A Lap of the Globe: Behind the Wheel of a Vintage Mercedes in the World’s Longest Auto Race
by Kevin Clemens
Inspired, obviously, by the Jules Verne novel of the same title, the “Around the World in 80 Days” Motor Challenge attempted—and did—just that, go around the globe. And, again as in Verne, it began and ended in London. It was, and still is, the first-ever complete around-the-world auto tour. Whereas the event took place in 2000, this book didn’t appear until six years later, possibly because it took that long to recover from 21,000 miles of hard driving.
The Lap is the brainchild of organizer Phillip Young, the man behind any number of epic modern-day endurance rallies, and is open to pre–1960 cars. Forgoing the romance of taking his 1920 Chrysler Model 70 Roadster, the author opted for a more practical 1959 Mercedes-Benz 220S sedan, bought just for this trip and well-seasoned with already 140K miles on the clock. Clemens’ combination of talents is rather unusual (journalist, mechanic, engineer, restorer, racer, publisher, and latterly holder of an LSR for electric motorcycles) and thus makes for an uncommonly well-rounded tale.

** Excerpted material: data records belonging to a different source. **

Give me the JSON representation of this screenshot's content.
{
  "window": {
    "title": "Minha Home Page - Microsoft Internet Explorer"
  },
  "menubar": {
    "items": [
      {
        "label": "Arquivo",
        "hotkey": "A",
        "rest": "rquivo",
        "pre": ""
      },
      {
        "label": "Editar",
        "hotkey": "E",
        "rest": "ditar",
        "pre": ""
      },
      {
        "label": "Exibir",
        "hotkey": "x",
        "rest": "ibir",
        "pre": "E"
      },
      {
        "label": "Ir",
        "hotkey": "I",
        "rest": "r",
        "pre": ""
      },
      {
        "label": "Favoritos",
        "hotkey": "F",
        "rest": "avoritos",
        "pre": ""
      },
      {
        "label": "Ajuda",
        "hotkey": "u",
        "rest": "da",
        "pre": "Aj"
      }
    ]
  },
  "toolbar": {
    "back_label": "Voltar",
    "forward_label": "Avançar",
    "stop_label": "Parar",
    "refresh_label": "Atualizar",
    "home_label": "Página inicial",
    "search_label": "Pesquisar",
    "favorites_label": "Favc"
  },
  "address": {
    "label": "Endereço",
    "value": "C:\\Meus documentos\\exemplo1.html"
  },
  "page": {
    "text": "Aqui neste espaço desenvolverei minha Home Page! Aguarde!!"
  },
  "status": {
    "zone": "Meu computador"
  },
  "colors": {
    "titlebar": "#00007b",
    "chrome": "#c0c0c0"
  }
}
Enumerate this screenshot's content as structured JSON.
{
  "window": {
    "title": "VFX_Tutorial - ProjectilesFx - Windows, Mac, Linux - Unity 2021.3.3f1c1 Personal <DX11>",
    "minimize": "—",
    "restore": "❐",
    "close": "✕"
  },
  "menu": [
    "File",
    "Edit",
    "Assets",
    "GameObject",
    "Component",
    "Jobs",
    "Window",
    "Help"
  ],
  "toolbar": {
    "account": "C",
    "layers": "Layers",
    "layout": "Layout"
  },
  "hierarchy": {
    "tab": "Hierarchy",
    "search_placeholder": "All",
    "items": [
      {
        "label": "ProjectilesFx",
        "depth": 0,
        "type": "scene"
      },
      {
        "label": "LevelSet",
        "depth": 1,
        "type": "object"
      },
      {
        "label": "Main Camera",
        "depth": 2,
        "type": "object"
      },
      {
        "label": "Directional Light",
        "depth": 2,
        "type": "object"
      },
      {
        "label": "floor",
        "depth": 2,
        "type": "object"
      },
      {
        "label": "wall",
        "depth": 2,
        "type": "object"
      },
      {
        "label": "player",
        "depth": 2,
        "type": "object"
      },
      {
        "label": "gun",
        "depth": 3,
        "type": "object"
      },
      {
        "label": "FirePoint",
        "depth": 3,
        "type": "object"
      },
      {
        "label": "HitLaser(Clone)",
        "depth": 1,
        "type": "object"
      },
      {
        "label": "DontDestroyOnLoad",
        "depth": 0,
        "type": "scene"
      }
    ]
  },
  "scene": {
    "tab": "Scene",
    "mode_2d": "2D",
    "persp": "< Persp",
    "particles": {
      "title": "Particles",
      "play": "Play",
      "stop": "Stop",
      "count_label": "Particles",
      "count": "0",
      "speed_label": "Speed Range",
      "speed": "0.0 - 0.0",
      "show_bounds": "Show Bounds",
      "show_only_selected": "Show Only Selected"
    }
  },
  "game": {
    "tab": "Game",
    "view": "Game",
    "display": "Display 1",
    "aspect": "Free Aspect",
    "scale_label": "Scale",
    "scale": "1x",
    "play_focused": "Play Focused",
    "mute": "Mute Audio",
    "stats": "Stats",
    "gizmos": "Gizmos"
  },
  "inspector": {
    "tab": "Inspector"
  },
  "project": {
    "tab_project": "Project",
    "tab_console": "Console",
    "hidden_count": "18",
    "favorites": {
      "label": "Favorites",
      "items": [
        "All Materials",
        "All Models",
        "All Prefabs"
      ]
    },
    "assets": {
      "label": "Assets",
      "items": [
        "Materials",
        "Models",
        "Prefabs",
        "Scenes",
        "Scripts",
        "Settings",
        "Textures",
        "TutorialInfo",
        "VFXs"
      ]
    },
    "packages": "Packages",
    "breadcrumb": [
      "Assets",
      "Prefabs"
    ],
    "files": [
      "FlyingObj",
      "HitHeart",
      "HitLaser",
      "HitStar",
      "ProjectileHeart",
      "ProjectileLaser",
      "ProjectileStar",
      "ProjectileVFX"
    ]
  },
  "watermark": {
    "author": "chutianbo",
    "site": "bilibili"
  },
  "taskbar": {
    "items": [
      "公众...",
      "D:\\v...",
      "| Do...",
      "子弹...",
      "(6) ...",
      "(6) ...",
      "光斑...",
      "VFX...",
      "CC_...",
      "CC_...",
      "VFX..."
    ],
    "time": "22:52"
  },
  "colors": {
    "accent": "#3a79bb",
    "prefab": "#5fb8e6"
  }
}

The book goes into some detail regarding the two-year-long preparation phase, selecting a car, and finding a co-driver and sponsorship (the trip would run over $100,000, with $77K just in starting fees). Each of these factors is absolutely crucial—unless you are a checkbook adventurer who has “people” to do your bidding. This sort of thing is often skipped in similar books and anyone contemplating this sort of undertaking will find the information useful.
The trip itself is described in great and entertaining detail but with only occasional reference to other competitors. Appended are routes, schedules, results. Index.
Copyright 2011, Charly Baumann (speedreaders.info).